(THE DATA begins)
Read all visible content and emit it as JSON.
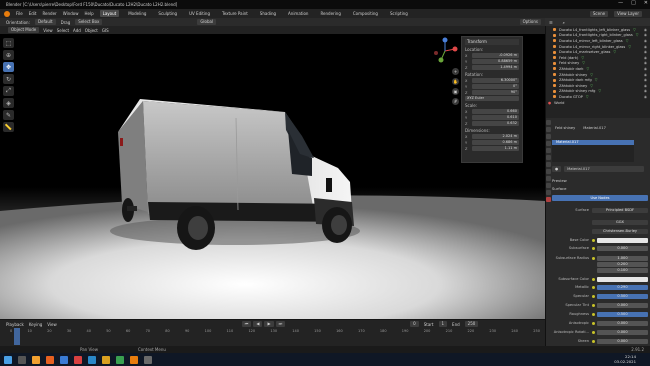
{
  "window": {
    "title": "Blender [C:\\Users\\pierre\\Desktop\\Ford F150\\Ducato\\Ducato L2H2\\Ducato L2H2.blend]",
    "controls": [
      "—",
      "□",
      "✕"
    ]
  },
  "menu": {
    "items": [
      "File",
      "Edit",
      "Render",
      "Window",
      "Help"
    ],
    "workspaces": [
      "Layout",
      "Modeling",
      "Sculpting",
      "UV Editing",
      "Texture Paint",
      "Shading",
      "Animation",
      "Rendering",
      "Compositing",
      "Scripting"
    ],
    "active_workspace": "Layout",
    "scene": "Scene",
    "view_layer": "View Layer"
  },
  "header": {
    "mode_orientation": "Orientation:",
    "default": "Default",
    "drag": "Drag",
    "select_box": "Select Box",
    "global": "Global",
    "options": "Options"
  },
  "viewport_header": {
    "mode": "Object Mode",
    "menus": [
      "View",
      "Select",
      "Add",
      "Object",
      "GIS"
    ]
  },
  "npanel": {
    "title": "Transform",
    "location_label": "Location:",
    "location": [
      {
        "axis": "X",
        "value": "-0.0926 m"
      },
      {
        "axis": "Y",
        "value": "0.88659 m"
      },
      {
        "axis": "Z",
        "value": "1.4994 m"
      }
    ],
    "rotation_label": "Rotation:",
    "rotation": [
      {
        "axis": "X",
        "value": "6.30000°"
      },
      {
        "axis": "Y",
        "value": "0°"
      },
      {
        "axis": "Z",
        "value": "90°"
      }
    ],
    "rotation_mode": "XYZ Euler",
    "scale_label": "Scale:",
    "scale": [
      {
        "axis": "X",
        "value": "0.660"
      },
      {
        "axis": "Y",
        "value": "0.610"
      },
      {
        "axis": "Z",
        "value": "0.632"
      }
    ],
    "dimensions_label": "Dimensions:",
    "dimensions": [
      {
        "axis": "X",
        "value": "2.024 m"
      },
      {
        "axis": "Y",
        "value": "0.686 m"
      },
      {
        "axis": "Z",
        "value": "1.11 m"
      }
    ]
  },
  "outliner": {
    "items": [
      "Ducato L4_frontlights_left_blinker_glass",
      "Ducato L4_frontlights_right_blinker_glass",
      "Ducato L4_mirror_left_blinker_glass",
      "Ducato L4_mirror_right_blinker_glass",
      "Ducato L4_marksetzer_glass",
      "Feld (dark)",
      "Feld shiney",
      "Zähtoblr dark",
      "Zähtoblr shiney",
      "Zähtoblr dark mfg",
      "Zähtoblr shiney",
      "Zähtoblr shiney mfg",
      "Ducato GTOP"
    ],
    "world": "World"
  },
  "properties": {
    "material_slot": "Feld shiney",
    "material_name": "Material.017",
    "material_list": [
      "Material.017"
    ],
    "preview_label": "Preview",
    "surface_label": "Surface",
    "use_nodes": "Use Nodes",
    "surface": "Principled BSDF",
    "distribution": "GGX",
    "subsurface_method": "Christensen-Burley",
    "rows": [
      {
        "label": "Base Color",
        "value": ""
      },
      {
        "label": "Subsurface",
        "value": "0.000"
      },
      {
        "label": "Subsurface Radius",
        "value": "1.000"
      },
      {
        "label": "",
        "value": "0.200"
      },
      {
        "label": "",
        "value": "0.100"
      },
      {
        "label": "Subsurface Color",
        "value": ""
      },
      {
        "label": "Metallic",
        "value": "0.290"
      },
      {
        "label": "Specular",
        "value": "0.500"
      },
      {
        "label": "Specular Tint",
        "value": "0.000"
      },
      {
        "label": "Roughness",
        "value": "0.500"
      },
      {
        "label": "Anisotropic",
        "value": "0.000"
      },
      {
        "label": "Anisotropic Rotati...",
        "value": "0.000"
      },
      {
        "label": "Sheen",
        "value": "0.000"
      }
    ]
  },
  "timeline": {
    "playback": "Playback",
    "keying": "Keying",
    "view": "View",
    "frame": "0",
    "start_label": "Start",
    "start": "1",
    "end_label": "End",
    "end": "250",
    "ticks": [
      "0",
      "10",
      "20",
      "30",
      "40",
      "50",
      "60",
      "70",
      "80",
      "90",
      "100",
      "110",
      "120",
      "130",
      "140",
      "150",
      "160",
      "170",
      "180",
      "190",
      "200",
      "210",
      "220",
      "230",
      "240",
      "250"
    ]
  },
  "status": {
    "left": "Pan View",
    "mid": "Context Menu",
    "version": "2.91.2"
  },
  "clock": {
    "time": "22:14",
    "date": "03.02.2021"
  },
  "colors": {
    "accent": "#4772b3",
    "orange": "#e87d0d"
  }
}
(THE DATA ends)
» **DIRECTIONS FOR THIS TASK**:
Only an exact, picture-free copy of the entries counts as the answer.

» **THE ANSWER**:
Read all visible content and emit it as JSON.
{
  "window": {
    "title": "Blender [C:\\Users\\pierre\\Desktop\\Ford F150\\Ducato\\Ducato L2H2\\Ducato L2H2.blend]",
    "controls": [
      "—",
      "□",
      "✕"
    ]
  },
  "menu": {
    "items": [
      "File",
      "Edit",
      "Render",
      "Window",
      "Help"
    ],
    "workspaces": [
      "Layout",
      "Modeling",
      "Sculpting",
      "UV Editing",
      "Texture Paint",
      "Shading",
      "Animation",
      "Rendering",
      "Compositing",
      "Scripting"
    ],
    "active_workspace": "Layout",
    "scene": "Scene",
    "view_layer": "View Layer"
  },
  "header": {
    "mode_orientation": "Orientation:",
    "default": "Default",
    "drag": "Drag",
    "select_box": "Select Box",
    "global": "Global",
    "options": "Options"
  },
  "viewport_header": {
    "mode": "Object Mode",
    "menus": [
      "View",
      "Select",
      "Add",
      "Object",
      "GIS"
    ]
  },
  "npanel": {
    "title": "Transform",
    "location_label": "Location:",
    "location": [
      {
        "axis": "X",
        "value": "-0.0926 m"
      },
      {
        "axis": "Y",
        "value": "0.88659 m"
      },
      {
        "axis": "Z",
        "value": "1.4994 m"
      }
    ],
    "rotation_label": "Rotation:",
    "rotation": [
      {
        "axis": "X",
        "value": "6.30000°"
      },
      {
        "axis": "Y",
        "value": "0°"
      },
      {
        "axis": "Z",
        "value": "90°"
      }
    ],
    "rotation_mode": "XYZ Euler",
    "scale_label": "Scale:",
    "scale": [
      {
        "axis": "X",
        "value": "0.660"
      },
      {
        "axis": "Y",
        "value": "0.610"
      },
      {
        "axis": "Z",
        "value": "0.632"
      }
    ],
    "dimensions_label": "Dimensions:",
    "dimensions": [
      {
        "axis": "X",
        "value": "2.024 m"
      },
      {
        "axis": "Y",
        "value": "0.686 m"
      },
      {
        "axis": "Z",
        "value": "1.11 m"
      }
    ]
  },
  "outliner": {
    "items": [
      "Ducato L4_frontlights_left_blinker_glass",
      "Ducato L4_frontlights_right_blinker_glass",
      "Ducato L4_mirror_left_blinker_glass",
      "Ducato L4_mirror_right_blinker_glass",
      "Ducato L4_marksetzer_glass",
      "Feld (dark)",
      "Feld shiney",
      "Zähtoblr dark",
      "Zähtoblr shiney",
      "Zähtoblr dark mfg",
      "Zähtoblr shiney",
      "Zähtoblr shiney mfg",
      "Ducato GTOP"
    ],
    "world": "World"
  },
  "properties": {
    "material_slot": "Feld shiney",
    "material_name": "Material.017",
    "material_list": [
      "Material.017"
    ],
    "preview_label": "Preview",
    "surface_label": "Surface",
    "use_nodes": "Use Nodes",
    "surface": "Principled BSDF",
    "distribution": "GGX",
    "subsurface_method": "Christensen-Burley",
    "rows": [
      {
        "label": "Base Color",
        "value": ""
      },
      {
        "label": "Subsurface",
        "value": "0.000"
      },
      {
        "label": "Subsurface Radius",
        "value": "1.000"
      },
      {
        "label": "",
        "value": "0.200"
      },
      {
        "label": "",
        "value": "0.100"
      },
      {
        "label": "Subsurface Color",
        "value": ""
      },
      {
        "label": "Metallic",
        "value": "0.290"
      },
      {
        "label": "Specular",
        "value": "0.500"
      },
      {
        "label": "Specular Tint",
        "value": "0.000"
      },
      {
        "label": "Roughness",
        "value": "0.500"
      },
      {
        "label": "Anisotropic",
        "value": "0.000"
      },
      {
        "label": "Anisotropic Rotati...",
        "value": "0.000"
      },
      {
        "label": "Sheen",
        "value": "0.000"
      }
    ]
  },
  "timeline": {
    "playback": "Playback",
    "keying": "Keying",
    "view": "View",
    "frame": "0",
    "start_label": "Start",
    "start": "1",
    "end_label": "End",
    "end": "250",
    "ticks": [
      "0",
      "10",
      "20",
      "30",
      "40",
      "50",
      "60",
      "70",
      "80",
      "90",
      "100",
      "110",
      "120",
      "130",
      "140",
      "150",
      "160",
      "170",
      "180",
      "190",
      "200",
      "210",
      "220",
      "230",
      "240",
      "250"
    ]
  },
  "status": {
    "left": "Pan View",
    "mid": "Context Menu",
    "version": "2.91.2"
  },
  "clock": {
    "time": "22:14",
    "date": "03.02.2021"
  },
  "colors": {
    "accent": "#4772b3",
    "orange": "#e87d0d"
  }
}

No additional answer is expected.